One common mistake when is forgetting to use the semicolon (;) at the end of each branch. Without the semicolon, Prolog will not be able to distinguish between different branches, resulting in a syntax error.
Another issue that programmers encounter when is logical errors. These can be difficult to identify since they are not caused by syntax errors but rather incorrect use of variables or predicates. It is crucial to thoroughly test the code and ensure that variables are assigned the correct values.
Fortunately, there are tools and techniques available to simplify the process of debugging if-else statements and reduce the likelihood of errors. One of the most useful tools in Prolog is the trace/0 predicate. This allows programmers to step through the code, break down the execution and isolate the source of any errors.
In addition to using trace/0, it is important to test code thoroughly and keep track of the results. This can be done using test cases, which involve creating a set of inputs and expected outputs and comparing the actual output with the expected output.
In summary, requires careful attention to syntax and logic errors. It is crucial to test the code thoroughly and use tools like trace/0 to simplify the debugging process. By following these steps, programmers can improve their coding skills and unlock the full power of Prolog.
Tips and Tricks for Using If-Else Statements Effectively
If-else statements are a common feature of programming languages that allow developers to make decisions and perform different actions based on certain conditions. They are essential for building dynamic and interactive software applications that can respond to user input and produce different outputs. However, using if-else statements effectively requires some knowledge and understanding of programming concepts and best practices.

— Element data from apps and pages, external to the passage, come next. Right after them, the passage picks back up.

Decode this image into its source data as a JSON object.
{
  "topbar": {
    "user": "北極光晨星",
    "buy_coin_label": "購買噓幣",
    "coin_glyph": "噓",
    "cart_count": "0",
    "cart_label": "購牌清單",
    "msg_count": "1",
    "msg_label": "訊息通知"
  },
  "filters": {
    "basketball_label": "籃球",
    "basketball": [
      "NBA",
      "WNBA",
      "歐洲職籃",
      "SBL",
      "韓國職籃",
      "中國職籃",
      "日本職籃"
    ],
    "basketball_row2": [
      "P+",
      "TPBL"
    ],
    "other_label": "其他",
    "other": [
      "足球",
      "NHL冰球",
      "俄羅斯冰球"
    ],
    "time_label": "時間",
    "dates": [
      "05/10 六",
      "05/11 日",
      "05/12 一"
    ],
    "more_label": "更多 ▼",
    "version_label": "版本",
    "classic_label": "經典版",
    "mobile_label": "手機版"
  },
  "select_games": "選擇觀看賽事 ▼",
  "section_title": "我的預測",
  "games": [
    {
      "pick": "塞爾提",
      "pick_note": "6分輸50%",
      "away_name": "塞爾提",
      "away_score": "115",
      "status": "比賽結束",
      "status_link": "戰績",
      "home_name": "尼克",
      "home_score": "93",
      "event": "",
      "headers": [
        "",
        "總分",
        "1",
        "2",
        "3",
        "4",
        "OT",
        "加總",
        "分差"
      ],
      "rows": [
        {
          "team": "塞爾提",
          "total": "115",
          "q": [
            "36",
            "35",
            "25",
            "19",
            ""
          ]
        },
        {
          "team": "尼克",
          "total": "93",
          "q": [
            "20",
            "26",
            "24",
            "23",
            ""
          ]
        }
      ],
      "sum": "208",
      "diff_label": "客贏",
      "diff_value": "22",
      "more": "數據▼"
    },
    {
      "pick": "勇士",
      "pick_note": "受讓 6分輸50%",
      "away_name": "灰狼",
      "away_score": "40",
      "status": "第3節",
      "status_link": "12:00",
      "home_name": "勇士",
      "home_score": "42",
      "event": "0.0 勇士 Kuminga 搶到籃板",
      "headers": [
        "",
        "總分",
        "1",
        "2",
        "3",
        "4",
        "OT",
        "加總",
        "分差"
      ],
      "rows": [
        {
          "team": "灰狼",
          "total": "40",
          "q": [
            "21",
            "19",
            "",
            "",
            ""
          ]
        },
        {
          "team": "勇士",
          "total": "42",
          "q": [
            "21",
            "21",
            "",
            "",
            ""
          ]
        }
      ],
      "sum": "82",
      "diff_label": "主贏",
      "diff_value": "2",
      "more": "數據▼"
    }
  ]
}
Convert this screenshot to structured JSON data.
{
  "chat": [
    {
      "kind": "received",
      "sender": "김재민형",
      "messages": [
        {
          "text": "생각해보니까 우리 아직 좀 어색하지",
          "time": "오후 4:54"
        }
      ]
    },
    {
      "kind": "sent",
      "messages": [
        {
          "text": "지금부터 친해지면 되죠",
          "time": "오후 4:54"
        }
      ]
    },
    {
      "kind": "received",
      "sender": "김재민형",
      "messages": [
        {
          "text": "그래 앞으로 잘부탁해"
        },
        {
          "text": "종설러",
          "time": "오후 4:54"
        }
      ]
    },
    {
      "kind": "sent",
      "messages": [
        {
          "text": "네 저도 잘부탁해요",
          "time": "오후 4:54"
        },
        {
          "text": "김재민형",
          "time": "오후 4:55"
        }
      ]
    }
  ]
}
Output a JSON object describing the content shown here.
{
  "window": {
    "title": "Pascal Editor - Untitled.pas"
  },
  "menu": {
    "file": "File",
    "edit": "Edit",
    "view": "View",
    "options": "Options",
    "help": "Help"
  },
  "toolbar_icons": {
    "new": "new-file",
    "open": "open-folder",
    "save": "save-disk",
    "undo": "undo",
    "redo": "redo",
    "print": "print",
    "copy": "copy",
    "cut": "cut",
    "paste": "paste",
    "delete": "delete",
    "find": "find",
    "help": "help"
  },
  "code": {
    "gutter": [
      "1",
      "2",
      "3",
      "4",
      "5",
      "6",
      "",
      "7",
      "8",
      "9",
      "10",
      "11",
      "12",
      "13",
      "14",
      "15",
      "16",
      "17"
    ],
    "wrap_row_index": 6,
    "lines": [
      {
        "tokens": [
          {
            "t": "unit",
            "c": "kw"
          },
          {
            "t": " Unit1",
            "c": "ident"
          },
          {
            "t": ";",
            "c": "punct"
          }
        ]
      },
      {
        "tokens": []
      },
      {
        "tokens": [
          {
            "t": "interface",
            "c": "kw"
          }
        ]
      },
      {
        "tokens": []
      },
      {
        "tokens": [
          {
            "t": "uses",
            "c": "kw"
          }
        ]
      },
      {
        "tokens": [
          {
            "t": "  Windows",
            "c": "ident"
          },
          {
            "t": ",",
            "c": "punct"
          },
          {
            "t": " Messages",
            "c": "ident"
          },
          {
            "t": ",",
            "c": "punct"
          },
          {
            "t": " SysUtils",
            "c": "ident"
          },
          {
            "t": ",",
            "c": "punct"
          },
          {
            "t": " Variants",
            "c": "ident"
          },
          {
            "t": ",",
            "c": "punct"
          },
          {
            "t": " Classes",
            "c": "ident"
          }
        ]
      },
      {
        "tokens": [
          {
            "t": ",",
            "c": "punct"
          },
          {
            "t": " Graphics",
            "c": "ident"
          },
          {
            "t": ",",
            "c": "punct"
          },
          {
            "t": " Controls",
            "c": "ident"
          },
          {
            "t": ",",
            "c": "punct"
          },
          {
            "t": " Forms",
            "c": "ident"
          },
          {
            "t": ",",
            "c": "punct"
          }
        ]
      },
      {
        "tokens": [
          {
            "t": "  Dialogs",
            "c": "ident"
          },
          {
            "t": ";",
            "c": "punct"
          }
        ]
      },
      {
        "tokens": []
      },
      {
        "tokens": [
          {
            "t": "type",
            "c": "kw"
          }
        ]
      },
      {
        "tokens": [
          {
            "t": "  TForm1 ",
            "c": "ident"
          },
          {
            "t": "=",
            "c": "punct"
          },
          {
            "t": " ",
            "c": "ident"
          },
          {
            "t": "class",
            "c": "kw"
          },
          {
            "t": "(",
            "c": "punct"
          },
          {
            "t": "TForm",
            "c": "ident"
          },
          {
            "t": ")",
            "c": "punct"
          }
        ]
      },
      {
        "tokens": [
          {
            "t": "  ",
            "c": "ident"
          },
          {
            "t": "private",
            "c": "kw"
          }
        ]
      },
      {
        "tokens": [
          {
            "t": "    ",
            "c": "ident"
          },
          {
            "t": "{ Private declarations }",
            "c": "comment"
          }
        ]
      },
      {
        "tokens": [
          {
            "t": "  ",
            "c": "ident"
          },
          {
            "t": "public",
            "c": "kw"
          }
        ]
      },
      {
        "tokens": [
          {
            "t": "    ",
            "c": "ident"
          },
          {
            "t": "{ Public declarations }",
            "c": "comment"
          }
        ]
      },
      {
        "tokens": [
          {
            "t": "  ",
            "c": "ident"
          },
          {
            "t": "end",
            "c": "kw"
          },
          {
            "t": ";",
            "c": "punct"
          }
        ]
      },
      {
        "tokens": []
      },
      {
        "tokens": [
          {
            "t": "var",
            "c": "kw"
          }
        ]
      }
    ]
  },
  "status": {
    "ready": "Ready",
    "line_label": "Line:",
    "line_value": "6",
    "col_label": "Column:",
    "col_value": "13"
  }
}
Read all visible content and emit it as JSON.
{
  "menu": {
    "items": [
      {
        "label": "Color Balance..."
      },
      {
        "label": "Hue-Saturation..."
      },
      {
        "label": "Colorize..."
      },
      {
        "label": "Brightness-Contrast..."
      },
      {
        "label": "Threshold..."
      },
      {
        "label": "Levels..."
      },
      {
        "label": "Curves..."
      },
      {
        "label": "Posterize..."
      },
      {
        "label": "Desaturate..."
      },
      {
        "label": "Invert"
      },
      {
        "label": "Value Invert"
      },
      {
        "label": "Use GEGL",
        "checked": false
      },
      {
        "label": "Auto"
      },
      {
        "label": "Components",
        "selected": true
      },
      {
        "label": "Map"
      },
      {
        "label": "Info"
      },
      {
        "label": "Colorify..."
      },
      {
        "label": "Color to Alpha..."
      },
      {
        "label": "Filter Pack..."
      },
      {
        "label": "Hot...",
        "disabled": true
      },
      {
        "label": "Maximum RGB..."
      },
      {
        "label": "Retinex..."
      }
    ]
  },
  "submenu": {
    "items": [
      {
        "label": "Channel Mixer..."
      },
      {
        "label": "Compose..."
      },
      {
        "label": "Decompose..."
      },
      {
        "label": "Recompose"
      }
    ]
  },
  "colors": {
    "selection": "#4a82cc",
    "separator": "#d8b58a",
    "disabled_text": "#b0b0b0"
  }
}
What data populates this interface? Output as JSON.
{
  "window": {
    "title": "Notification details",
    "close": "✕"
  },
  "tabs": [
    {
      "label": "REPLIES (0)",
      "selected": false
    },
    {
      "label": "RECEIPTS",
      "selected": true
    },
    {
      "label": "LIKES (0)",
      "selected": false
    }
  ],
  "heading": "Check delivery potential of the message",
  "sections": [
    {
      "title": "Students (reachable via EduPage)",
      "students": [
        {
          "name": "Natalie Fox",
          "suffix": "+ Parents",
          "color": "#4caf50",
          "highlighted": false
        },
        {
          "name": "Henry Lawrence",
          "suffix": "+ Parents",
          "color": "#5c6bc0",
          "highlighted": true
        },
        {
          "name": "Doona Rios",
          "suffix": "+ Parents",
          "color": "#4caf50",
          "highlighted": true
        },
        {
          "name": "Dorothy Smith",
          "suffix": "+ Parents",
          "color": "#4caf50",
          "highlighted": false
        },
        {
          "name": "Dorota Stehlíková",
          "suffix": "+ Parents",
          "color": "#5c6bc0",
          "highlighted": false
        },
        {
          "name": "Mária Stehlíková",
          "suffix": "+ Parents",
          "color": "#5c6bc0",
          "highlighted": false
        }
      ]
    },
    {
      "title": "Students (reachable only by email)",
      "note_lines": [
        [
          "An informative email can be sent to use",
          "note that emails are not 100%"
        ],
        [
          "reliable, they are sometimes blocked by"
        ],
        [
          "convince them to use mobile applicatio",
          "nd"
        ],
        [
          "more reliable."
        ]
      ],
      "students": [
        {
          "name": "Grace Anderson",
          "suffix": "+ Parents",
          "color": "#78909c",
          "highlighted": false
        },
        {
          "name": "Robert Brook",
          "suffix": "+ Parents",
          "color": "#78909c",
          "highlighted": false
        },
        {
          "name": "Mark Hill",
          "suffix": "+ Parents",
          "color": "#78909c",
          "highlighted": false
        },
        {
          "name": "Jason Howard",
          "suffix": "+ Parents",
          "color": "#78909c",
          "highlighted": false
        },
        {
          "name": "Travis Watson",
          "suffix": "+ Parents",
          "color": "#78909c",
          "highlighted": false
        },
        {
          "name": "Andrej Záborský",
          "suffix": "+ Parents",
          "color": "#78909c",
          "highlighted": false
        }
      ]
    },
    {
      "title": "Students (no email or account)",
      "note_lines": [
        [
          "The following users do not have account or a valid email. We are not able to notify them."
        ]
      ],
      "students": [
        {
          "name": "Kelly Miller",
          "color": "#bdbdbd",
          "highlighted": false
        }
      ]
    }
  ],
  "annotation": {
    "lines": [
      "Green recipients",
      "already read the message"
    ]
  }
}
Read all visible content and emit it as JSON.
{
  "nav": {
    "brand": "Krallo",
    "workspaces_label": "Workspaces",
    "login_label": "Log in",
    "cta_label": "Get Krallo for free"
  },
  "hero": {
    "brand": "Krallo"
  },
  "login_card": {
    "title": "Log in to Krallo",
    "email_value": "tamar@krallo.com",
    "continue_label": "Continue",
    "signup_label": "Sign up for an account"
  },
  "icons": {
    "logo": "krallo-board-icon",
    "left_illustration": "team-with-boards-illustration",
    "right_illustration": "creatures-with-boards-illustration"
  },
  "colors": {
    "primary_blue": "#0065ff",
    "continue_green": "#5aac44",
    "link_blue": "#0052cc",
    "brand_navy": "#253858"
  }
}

In this article, we're going to provide some tips and tricks for mastering if-else statements in Prolog.
One of the key things to keep in mind when using if-else statements is to make sure that the conditions you're checking are relevant and accurate. If your if-else statement is relying on incorrect or incomplete data, it won't produce the desired results. Therefore, it's important to validate your inputs and ensure that you're checking for the right things. For example, if you're building a mobile app that asks users to enter their age, you should make sure that the input is a valid number within a certain range before using an if-else statement to determine whether the user is old enough to access certain features.
Another tip for using if-else statements effectively is to keep your code concise and readable. While it's possible to write complex if-else statements with multiple conditions and nested clauses, doing so can make your code harder to understand and maintain. Instead, focus on writing clear and simple if-else statements that are easy to follow and debug. Use comments and variable names that make it clear what each part of the statement is checking for and what the expected outcome should be.
Finally, it's important to test your if-else statements thoroughly to make sure they're working as expected. This involves creating test cases that cover a range of inputs and scenarios and verifying that the output is correct. By testing your code early and often, you can catch any errors or bugs before they become more difficult and time-consuming to fix.
With these tips and tricks in mind, you'll be better equipped to unlock the power of Prolog's if-else statements and build robust and reliable software applications that meet your users' needs. By taking a thoughtful, strategic approach to programming and paying attention to details, you can become a master of this essential programming tool.